While offset printing has so many pluses, there are some drawbacks. When compared to rotogravure or photogravure, offset printing will produce a slightly lower quality of an image. Also, compared to digital printing, offset printing has very high costs and set-up times, making it ideal for small printing jobs.
Another concern with offset printing is the printing plated. Because they car made from anodized aluminum, they are susceptible to chemical oxidation. In order to avoid this, they will need extra care and maintenance, adding to the convenience aspect of offset printing.
When does offset printing make sense?
If you’re printing books, brochures, magazines, or newspaper and newsletter, offset could be the right way to go. For high quantities, it provides a cost-effective solution. You’ll get a professional looking product, at a very reasonable price.
For specialized print jobs, offset printing can accommodate special materials. Offset allows you to print on many more materials than any other printing technique.

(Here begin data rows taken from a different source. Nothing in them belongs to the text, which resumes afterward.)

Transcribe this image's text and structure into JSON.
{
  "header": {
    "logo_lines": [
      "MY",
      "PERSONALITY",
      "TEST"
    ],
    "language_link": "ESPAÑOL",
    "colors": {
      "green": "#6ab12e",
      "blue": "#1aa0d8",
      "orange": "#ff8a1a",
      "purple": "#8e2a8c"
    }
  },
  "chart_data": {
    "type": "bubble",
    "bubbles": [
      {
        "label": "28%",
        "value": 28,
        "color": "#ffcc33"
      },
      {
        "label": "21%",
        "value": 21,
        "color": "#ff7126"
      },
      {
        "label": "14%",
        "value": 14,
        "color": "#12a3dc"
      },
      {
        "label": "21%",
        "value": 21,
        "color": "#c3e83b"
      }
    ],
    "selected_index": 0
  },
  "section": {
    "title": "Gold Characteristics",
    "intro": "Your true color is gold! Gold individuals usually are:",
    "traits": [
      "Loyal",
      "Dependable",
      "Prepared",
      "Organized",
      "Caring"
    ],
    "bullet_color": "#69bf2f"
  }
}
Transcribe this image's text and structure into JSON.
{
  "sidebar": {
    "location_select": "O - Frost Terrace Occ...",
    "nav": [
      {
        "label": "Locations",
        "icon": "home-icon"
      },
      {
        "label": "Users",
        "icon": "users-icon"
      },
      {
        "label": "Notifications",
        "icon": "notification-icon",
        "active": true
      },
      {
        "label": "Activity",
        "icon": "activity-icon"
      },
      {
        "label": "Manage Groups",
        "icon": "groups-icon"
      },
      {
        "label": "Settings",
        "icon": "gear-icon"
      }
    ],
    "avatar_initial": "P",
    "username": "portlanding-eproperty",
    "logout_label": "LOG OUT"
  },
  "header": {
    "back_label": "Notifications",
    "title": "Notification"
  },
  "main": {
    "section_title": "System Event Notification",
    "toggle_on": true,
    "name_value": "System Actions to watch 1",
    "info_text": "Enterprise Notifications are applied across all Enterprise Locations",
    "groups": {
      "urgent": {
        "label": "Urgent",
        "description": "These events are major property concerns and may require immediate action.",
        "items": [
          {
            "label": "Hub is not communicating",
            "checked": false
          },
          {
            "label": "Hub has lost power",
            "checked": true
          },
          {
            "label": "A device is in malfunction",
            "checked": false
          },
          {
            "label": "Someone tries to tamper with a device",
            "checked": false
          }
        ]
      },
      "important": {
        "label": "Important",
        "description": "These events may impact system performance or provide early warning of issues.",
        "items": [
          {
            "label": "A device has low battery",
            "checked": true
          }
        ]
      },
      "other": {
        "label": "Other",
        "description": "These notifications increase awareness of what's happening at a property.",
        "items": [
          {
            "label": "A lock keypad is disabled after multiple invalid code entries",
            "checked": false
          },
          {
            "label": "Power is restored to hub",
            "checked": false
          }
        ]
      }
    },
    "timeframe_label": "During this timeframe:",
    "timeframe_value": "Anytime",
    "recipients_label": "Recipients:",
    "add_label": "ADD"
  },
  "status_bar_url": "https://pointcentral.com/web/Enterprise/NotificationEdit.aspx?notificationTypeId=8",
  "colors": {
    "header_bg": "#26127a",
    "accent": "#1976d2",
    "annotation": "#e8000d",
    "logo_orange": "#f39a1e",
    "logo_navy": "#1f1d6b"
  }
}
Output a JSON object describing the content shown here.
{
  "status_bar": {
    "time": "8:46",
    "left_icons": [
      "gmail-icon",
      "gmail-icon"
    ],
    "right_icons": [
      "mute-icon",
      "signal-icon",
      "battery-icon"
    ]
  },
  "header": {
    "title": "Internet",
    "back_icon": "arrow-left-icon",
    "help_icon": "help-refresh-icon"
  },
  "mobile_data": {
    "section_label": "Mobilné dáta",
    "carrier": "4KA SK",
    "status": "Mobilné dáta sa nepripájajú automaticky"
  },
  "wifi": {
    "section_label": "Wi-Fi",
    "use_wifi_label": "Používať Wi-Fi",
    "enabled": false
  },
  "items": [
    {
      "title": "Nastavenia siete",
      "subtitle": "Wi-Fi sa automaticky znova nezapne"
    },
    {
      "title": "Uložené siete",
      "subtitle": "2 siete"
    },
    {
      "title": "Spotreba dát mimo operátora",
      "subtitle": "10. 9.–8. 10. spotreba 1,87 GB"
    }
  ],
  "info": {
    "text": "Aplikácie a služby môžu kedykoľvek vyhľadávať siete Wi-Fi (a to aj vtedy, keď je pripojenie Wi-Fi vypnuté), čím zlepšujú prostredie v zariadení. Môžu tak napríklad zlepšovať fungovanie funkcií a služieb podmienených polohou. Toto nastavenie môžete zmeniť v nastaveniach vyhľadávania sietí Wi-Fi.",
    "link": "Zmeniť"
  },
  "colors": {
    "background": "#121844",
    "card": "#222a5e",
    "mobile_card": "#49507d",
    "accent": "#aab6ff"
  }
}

If your project is on the unique side, offset printing could be a good choice.
Like all printing methods, there are good and there are bad parts, however, offset printing is largely a great choice. All things considered, offset printing fits the bill for most types of print jobs. However, whether or not it’s the right technique for your business will depend entirely on what you’re looking for.
Looking for expert advice? Contact Advanced Printing Technology today. With years of industry experience, APT is well trained to answer all your questions and help you find the right printer for the job! Check out our used printing presses for sale now.